■ **THE TASK**: Tally the lines in the data that follows that include the word "DOCES", and report nothing but the total.

━━━ SOURCE MATERIAL ━━━

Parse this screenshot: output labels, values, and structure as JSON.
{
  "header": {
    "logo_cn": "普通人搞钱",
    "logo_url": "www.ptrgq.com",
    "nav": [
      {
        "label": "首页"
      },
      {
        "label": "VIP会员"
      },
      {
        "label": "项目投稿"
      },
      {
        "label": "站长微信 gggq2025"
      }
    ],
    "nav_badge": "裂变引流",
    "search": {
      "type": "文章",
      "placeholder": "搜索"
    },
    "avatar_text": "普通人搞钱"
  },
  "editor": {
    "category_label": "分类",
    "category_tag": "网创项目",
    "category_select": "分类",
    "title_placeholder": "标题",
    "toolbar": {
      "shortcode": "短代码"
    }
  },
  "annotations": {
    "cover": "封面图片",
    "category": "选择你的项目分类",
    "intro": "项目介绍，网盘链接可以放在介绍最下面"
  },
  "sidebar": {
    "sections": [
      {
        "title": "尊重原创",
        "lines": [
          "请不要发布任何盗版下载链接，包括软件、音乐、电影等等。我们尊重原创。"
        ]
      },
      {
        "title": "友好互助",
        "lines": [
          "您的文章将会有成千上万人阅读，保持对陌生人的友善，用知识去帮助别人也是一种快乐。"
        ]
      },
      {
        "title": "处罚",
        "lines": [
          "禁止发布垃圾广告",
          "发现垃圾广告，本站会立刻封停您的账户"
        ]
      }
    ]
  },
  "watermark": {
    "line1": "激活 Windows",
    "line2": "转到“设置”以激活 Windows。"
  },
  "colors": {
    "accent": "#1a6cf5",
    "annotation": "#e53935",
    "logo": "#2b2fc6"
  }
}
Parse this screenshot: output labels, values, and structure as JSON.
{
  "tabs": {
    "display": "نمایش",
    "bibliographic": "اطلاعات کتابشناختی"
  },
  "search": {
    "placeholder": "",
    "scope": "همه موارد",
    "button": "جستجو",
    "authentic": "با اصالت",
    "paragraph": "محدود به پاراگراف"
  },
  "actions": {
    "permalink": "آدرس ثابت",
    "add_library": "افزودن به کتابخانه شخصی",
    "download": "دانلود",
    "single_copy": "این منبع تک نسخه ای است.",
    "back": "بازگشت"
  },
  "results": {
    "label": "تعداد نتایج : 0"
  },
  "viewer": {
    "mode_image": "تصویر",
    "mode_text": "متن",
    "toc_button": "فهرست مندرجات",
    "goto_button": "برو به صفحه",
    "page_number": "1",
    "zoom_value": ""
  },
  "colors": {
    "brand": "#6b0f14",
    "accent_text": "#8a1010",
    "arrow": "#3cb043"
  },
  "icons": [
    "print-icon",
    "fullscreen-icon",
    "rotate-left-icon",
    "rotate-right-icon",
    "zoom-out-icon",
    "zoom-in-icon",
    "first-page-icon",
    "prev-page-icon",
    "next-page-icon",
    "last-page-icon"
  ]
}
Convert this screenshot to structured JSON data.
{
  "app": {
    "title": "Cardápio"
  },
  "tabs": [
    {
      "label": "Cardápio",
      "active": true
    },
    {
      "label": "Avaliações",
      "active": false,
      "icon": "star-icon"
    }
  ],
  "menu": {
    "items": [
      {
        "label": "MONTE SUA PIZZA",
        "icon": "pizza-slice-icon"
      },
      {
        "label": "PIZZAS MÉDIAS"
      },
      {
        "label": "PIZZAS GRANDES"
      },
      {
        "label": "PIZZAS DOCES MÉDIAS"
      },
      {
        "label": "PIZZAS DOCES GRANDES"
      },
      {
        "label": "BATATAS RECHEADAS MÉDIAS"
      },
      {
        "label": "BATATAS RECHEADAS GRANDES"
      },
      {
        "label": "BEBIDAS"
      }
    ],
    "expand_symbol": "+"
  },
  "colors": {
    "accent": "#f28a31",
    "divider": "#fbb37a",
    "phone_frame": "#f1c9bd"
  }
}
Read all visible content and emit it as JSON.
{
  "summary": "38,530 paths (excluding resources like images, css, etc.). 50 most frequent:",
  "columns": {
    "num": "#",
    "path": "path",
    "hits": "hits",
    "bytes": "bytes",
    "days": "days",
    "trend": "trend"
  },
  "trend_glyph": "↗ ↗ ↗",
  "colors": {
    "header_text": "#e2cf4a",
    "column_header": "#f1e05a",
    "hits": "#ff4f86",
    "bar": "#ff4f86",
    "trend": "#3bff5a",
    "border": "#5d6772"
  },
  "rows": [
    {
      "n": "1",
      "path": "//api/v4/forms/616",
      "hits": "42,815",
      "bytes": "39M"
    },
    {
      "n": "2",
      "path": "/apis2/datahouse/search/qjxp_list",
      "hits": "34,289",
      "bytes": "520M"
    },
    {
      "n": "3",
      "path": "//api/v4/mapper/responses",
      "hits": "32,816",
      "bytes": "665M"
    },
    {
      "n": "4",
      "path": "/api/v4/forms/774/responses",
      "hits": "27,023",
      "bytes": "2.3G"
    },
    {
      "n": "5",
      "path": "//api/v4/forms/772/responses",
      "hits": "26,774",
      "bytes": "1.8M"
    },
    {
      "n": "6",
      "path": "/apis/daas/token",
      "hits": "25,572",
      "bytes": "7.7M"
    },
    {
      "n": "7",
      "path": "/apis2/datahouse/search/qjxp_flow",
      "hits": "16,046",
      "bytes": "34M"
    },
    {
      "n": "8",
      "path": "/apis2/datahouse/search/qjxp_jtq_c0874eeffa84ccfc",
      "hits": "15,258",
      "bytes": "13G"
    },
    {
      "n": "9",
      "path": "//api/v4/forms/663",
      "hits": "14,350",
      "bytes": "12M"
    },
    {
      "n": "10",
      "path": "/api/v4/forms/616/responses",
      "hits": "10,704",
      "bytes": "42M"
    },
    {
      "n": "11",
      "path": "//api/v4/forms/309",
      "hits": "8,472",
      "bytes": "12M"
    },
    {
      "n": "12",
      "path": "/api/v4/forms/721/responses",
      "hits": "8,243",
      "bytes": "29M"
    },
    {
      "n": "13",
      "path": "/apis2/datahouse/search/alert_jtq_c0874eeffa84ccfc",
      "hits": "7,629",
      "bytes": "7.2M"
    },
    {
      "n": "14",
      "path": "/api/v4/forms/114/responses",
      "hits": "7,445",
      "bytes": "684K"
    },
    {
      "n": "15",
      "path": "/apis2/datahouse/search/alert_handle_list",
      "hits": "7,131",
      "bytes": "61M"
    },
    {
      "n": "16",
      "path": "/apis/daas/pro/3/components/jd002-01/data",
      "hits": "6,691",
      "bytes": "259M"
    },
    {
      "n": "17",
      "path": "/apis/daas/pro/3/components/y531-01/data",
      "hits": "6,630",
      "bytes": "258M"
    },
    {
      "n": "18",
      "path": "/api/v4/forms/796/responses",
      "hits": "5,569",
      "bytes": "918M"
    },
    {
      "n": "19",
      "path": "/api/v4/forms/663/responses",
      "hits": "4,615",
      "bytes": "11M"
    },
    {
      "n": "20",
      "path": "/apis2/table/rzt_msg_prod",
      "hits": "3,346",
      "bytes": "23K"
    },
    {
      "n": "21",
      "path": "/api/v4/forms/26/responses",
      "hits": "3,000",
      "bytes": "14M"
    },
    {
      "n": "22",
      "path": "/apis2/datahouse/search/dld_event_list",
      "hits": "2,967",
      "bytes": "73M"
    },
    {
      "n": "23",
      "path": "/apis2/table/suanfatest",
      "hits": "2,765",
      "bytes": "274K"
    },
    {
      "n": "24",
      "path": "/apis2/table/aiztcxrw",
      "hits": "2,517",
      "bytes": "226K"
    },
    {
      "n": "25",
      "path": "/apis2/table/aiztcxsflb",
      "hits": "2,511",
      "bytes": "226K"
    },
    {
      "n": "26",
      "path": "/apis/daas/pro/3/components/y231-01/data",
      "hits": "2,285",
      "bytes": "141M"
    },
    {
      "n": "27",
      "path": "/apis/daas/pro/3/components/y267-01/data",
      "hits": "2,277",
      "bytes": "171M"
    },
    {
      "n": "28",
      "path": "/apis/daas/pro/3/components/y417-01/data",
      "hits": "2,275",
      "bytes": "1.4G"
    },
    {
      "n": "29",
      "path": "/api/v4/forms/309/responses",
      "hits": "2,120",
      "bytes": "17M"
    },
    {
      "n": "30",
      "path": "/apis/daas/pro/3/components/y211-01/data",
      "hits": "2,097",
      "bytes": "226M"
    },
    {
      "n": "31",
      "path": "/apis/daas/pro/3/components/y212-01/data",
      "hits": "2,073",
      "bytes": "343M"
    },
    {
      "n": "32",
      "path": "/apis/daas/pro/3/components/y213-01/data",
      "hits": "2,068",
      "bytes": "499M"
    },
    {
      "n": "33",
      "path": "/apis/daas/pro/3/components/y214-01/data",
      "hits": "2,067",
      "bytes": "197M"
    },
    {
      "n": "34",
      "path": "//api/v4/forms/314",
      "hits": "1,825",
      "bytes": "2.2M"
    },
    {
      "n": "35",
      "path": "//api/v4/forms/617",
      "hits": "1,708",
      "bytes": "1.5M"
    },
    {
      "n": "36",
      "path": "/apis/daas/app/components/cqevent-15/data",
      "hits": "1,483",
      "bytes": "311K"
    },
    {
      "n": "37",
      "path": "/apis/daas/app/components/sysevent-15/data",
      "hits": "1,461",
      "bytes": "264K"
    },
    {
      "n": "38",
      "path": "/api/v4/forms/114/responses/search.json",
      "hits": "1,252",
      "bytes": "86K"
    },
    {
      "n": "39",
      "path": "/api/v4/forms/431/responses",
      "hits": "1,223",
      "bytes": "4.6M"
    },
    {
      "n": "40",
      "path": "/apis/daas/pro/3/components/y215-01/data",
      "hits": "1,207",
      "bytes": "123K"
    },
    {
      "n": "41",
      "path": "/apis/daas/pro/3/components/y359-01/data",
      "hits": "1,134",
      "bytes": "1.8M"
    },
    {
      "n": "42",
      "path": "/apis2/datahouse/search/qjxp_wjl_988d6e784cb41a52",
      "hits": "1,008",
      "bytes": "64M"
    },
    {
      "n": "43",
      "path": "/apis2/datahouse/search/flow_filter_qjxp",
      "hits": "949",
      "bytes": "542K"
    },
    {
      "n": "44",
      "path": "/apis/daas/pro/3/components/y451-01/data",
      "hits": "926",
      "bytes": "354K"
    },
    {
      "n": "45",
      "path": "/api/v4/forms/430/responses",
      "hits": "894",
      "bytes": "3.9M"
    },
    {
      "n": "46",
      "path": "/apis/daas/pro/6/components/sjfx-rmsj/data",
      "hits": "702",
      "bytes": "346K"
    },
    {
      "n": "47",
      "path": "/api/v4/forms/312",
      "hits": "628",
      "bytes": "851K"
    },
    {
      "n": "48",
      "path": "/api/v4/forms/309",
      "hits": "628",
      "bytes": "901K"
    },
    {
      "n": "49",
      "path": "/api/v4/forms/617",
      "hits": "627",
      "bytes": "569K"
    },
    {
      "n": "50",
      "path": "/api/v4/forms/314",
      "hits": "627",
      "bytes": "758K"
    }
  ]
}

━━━

■ **ANSWER TO THIS EXERCISE**: 2